Nothing was right anymore, it was as if the whole world had abdicated its own place, searching for something else. Why was the world trying to spite her? Why was everything trying to rebel? Why was everything…trying to leave her?
"This isn't right."
The carriage stopped at her cottage, a small place at the end of the road. The ride was too short, nearly two minutes too short. She shook her head.
"This is getting to be too much."
She hopped off and slowly made her way back home. At least now she could be home. At least now she could be protected. In her own home she was safe from the rebel world. The trees who refused to brown, the wind that refused autumn's influence, and the pies that smelled of burnt crust. She was in her own home…where everything was just right.
Except, her home was the one place where everything was always wrong.
"Daddy," she called out as she walked through her door. She looked around her home. The couch was lined up against the coffee table, placing the legs at equal distance from the front door. Just right.
The book shelves were place just near the window so it would glow in the natural light. Just right.
The rugs were aligned perfectly with the halls, so as to line up in the center and lead the eye to the last door of the hallway. Just right.
And yet, Blondie knew everything was wrong. She walked into the kitchen to see her father over the stove.
"Blondie," he said. "Welcome home my darling."
She could almost hear him smiling as he stirred the pot. She looked over to the table. With plates and glasses set all over its top. On for him, one for her, and one for…
Blondie's heart stopped for a moment. They always kept forgetting.
"Hello Daddy." Blondie sat down in her own chair, the one that was just her size and not a foot too tall or too wide. Just right.
She looked over to the empty chair, the extra place her father always made, but no one ever sat in.
Blondie had never known her mother. Her father always told her that a year after she was born, her mother left them both, stealing into the night, and never to be seen again. As she grew older, Blondie's father told her stories of her mother.
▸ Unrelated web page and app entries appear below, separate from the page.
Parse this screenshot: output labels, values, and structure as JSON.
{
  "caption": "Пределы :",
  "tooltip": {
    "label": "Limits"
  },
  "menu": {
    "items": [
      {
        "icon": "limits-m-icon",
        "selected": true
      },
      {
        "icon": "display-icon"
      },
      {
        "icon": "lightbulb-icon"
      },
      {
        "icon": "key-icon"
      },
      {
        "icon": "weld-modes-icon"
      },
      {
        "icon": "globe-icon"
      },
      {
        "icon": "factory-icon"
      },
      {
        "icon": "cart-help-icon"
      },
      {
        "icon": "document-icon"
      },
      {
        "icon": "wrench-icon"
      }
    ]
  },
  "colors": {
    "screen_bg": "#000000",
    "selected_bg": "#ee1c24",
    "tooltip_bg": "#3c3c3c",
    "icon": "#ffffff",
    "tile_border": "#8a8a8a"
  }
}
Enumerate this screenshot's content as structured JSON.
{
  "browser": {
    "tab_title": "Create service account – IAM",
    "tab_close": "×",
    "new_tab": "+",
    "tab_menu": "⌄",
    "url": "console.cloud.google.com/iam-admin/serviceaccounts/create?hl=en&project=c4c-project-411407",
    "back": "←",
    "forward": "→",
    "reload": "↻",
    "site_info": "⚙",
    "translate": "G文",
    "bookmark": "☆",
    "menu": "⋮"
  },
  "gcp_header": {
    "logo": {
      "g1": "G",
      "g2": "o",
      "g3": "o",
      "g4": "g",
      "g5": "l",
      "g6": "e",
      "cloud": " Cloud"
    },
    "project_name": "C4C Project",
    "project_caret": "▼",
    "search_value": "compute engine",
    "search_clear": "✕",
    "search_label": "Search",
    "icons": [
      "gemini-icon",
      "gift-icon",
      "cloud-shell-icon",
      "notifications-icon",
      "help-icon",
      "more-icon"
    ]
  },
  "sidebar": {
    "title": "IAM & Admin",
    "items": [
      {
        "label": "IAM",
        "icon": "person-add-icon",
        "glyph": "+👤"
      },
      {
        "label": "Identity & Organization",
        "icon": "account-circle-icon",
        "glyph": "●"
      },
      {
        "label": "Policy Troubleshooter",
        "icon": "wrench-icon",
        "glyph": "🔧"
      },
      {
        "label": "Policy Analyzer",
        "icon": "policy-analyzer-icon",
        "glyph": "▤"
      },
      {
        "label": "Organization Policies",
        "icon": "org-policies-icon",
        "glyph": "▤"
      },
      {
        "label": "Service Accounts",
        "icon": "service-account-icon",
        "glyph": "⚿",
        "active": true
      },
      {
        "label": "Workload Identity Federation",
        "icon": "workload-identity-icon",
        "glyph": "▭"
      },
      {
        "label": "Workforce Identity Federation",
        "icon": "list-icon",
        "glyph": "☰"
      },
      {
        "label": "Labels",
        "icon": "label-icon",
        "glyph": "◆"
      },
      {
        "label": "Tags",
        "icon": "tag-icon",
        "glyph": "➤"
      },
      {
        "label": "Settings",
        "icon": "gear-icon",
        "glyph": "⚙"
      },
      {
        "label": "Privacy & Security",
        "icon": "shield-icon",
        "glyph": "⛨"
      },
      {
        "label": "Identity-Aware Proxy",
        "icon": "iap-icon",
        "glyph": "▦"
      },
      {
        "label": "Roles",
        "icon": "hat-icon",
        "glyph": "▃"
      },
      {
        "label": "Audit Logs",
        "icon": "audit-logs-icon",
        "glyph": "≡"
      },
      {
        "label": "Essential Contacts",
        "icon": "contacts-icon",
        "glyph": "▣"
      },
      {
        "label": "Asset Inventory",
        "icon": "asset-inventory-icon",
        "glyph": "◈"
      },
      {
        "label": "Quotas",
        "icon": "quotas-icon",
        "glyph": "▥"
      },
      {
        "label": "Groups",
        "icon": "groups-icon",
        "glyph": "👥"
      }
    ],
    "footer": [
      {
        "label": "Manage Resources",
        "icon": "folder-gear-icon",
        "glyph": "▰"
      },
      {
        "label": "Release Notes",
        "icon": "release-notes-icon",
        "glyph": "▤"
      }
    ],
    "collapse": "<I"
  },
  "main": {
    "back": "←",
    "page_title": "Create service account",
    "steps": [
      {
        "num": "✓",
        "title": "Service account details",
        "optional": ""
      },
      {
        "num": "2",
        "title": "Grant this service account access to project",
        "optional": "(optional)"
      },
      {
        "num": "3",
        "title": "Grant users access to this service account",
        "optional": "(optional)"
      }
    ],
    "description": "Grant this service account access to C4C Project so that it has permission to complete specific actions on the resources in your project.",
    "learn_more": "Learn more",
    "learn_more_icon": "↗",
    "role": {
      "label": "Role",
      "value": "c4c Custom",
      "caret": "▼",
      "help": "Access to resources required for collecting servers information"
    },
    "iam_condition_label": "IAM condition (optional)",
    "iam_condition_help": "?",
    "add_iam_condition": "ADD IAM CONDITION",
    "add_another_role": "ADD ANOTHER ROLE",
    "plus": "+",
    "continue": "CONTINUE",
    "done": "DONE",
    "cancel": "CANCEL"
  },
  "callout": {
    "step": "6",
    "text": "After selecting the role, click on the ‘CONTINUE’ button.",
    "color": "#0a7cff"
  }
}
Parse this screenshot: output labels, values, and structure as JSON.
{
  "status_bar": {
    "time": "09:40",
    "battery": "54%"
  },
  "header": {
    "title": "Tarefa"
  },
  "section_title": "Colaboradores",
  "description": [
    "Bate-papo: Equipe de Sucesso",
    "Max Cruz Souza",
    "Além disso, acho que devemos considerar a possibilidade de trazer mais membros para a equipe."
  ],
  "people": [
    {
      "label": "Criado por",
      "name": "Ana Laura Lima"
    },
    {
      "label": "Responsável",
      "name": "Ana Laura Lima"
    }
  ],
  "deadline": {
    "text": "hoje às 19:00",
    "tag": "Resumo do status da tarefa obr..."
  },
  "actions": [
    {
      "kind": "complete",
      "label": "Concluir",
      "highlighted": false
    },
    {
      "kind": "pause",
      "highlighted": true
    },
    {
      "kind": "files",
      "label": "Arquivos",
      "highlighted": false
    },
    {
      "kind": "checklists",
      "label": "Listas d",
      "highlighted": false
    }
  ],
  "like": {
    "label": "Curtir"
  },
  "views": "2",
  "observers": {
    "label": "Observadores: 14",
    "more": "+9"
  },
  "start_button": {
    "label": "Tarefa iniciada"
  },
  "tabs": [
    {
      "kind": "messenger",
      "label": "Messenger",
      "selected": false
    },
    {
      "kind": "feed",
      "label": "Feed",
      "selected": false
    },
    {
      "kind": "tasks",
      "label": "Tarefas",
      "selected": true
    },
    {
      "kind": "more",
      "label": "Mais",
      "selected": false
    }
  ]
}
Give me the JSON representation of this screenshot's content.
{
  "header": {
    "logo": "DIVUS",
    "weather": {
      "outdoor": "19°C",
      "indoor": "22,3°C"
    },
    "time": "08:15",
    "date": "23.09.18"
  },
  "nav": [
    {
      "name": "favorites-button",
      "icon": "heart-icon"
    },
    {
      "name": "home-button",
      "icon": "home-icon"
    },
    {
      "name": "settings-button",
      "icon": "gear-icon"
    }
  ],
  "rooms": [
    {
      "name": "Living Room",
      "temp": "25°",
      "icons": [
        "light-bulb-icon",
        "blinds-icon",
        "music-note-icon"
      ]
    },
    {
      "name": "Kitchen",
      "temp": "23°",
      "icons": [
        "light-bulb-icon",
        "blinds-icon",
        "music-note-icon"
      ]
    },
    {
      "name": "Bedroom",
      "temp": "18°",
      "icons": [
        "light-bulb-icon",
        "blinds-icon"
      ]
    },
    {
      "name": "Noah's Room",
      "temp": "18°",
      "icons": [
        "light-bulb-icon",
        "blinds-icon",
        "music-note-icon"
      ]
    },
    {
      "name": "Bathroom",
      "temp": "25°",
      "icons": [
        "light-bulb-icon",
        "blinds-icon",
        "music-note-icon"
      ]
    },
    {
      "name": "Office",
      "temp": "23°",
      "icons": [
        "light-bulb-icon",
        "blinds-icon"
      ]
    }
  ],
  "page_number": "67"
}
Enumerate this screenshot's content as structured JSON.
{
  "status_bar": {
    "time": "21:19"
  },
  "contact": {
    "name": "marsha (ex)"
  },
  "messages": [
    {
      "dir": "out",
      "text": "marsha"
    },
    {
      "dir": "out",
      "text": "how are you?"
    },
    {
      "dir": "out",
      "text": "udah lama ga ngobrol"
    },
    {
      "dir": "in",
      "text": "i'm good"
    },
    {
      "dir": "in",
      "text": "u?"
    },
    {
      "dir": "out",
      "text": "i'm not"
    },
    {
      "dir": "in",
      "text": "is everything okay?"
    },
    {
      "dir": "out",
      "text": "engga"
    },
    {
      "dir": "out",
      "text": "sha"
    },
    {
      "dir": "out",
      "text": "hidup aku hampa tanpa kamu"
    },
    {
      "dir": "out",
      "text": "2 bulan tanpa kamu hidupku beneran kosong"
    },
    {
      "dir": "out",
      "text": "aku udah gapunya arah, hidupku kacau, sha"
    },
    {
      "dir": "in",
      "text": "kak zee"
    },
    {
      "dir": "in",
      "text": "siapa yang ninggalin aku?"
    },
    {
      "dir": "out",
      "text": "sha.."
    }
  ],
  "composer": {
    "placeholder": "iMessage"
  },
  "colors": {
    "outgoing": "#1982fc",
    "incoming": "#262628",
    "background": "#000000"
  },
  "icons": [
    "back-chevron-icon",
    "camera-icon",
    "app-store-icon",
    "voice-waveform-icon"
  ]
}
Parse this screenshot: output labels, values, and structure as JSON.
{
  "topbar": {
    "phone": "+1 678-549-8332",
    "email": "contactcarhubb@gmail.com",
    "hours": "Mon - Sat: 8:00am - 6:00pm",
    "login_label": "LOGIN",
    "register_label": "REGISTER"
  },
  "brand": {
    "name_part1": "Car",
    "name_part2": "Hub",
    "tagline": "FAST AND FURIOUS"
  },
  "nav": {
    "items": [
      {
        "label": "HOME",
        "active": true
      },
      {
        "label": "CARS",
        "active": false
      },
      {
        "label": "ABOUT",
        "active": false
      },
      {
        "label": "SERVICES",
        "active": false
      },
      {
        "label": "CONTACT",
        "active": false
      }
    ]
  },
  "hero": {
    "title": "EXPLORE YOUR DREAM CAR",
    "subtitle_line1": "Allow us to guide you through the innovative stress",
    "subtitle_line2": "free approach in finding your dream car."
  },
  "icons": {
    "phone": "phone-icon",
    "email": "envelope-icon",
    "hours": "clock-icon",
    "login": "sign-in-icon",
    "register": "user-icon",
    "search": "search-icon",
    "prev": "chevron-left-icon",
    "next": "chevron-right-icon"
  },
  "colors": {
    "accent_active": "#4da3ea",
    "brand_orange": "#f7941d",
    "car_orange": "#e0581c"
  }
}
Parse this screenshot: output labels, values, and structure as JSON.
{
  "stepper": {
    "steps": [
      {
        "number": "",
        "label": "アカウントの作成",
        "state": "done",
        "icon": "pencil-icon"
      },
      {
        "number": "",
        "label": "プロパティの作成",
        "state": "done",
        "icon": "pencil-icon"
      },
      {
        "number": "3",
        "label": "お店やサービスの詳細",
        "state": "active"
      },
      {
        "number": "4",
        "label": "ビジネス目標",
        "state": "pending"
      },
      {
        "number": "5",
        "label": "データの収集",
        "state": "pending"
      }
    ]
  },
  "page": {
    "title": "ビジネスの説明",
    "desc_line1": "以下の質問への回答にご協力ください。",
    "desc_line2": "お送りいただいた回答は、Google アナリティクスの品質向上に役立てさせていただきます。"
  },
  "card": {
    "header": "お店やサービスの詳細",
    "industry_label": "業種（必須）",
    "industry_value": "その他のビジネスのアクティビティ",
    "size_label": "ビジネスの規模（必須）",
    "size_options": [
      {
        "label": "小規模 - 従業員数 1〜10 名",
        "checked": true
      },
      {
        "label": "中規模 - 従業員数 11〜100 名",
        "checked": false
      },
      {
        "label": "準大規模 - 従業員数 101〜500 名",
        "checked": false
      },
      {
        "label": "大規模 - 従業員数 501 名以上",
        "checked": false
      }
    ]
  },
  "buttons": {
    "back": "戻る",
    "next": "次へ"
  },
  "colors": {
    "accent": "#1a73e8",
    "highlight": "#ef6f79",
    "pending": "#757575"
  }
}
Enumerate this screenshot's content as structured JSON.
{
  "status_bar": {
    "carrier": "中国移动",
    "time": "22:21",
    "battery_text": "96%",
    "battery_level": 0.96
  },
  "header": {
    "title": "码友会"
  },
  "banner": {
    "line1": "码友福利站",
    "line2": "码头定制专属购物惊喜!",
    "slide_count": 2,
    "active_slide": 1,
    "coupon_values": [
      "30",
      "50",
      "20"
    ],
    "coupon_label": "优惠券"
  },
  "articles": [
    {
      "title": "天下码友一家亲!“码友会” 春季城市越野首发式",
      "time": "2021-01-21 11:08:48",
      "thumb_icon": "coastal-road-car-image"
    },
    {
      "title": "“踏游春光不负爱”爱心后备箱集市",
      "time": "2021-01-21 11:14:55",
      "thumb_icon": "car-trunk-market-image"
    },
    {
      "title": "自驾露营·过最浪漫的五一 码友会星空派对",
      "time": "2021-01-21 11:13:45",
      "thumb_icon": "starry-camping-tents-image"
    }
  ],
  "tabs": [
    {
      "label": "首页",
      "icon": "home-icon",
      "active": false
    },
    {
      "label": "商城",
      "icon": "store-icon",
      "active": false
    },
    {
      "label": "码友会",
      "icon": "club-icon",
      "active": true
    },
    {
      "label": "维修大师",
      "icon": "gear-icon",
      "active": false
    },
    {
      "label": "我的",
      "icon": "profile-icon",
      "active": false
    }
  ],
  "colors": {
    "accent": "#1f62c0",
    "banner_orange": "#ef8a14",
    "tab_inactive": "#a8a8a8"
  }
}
A woman with gold hair, fickle taste, and a warm laugh.
Stories, the only relics Blondie had of a woman she never knew. When she got older, the story of her mother changed. The questions asked morphed from one form to another. Who was she? Where did she go? When will she be back? Why did she leave?
"Why did she leave?"
But stories were the only thing Blondie had. Every night she had her father read her the story of her mother and the three bears, and every night she went to bed with the same thoughts in her mind.
Just right. It had to be just right.
Was that why she left?
Did she leave because the porridge was too hot?
When Blondie turned two she learned to blow on her porridge until the steam grew tame. Just right.
Did she leave because the curtains weren't straight?
When Blondie turned five, she arranged the curtains until the sun peeked through them. Just right.
Did she leave because the floors weren't clean?
When Blondie turned ten she mopped and scrubbed the floors until they shined like a tiara.
If everything was just right…then she'd come back. That's how the story worked…wasn't it?
"Blondie, it is so wonderful to have you home." Her father's smile was so warm, like a sunrise in the spring. Just right.
But now, nothing was just right. Everything was…wrong. Raven ripped her own page out of the book. There would be no happily ever after anymore.
Everything was just…wrong.
"Now she'll never come back…"
"What was that dear?" Mr. Lockes asked his daughter.
Blondie looked up from her stew. "N-nothing Daddy."
Thanks to Raven, the entire world had become wrong, and no matter how many bookshelves she realigned, or how many carpets she straightened, nothing would be right again…
She looked over to the empty chair, and the empty plate that sat in front of it. She felt her mouth scowl, and her teeth clench.
No… she shook her head. Blondie could not allow that. How long had she gazed at that empty seat? How long had she sifted through her mother's story, hoping to gain a small glimpse of her? She would not allow Raven to take away her one chance…
"It will be right again."
She would make sure of it.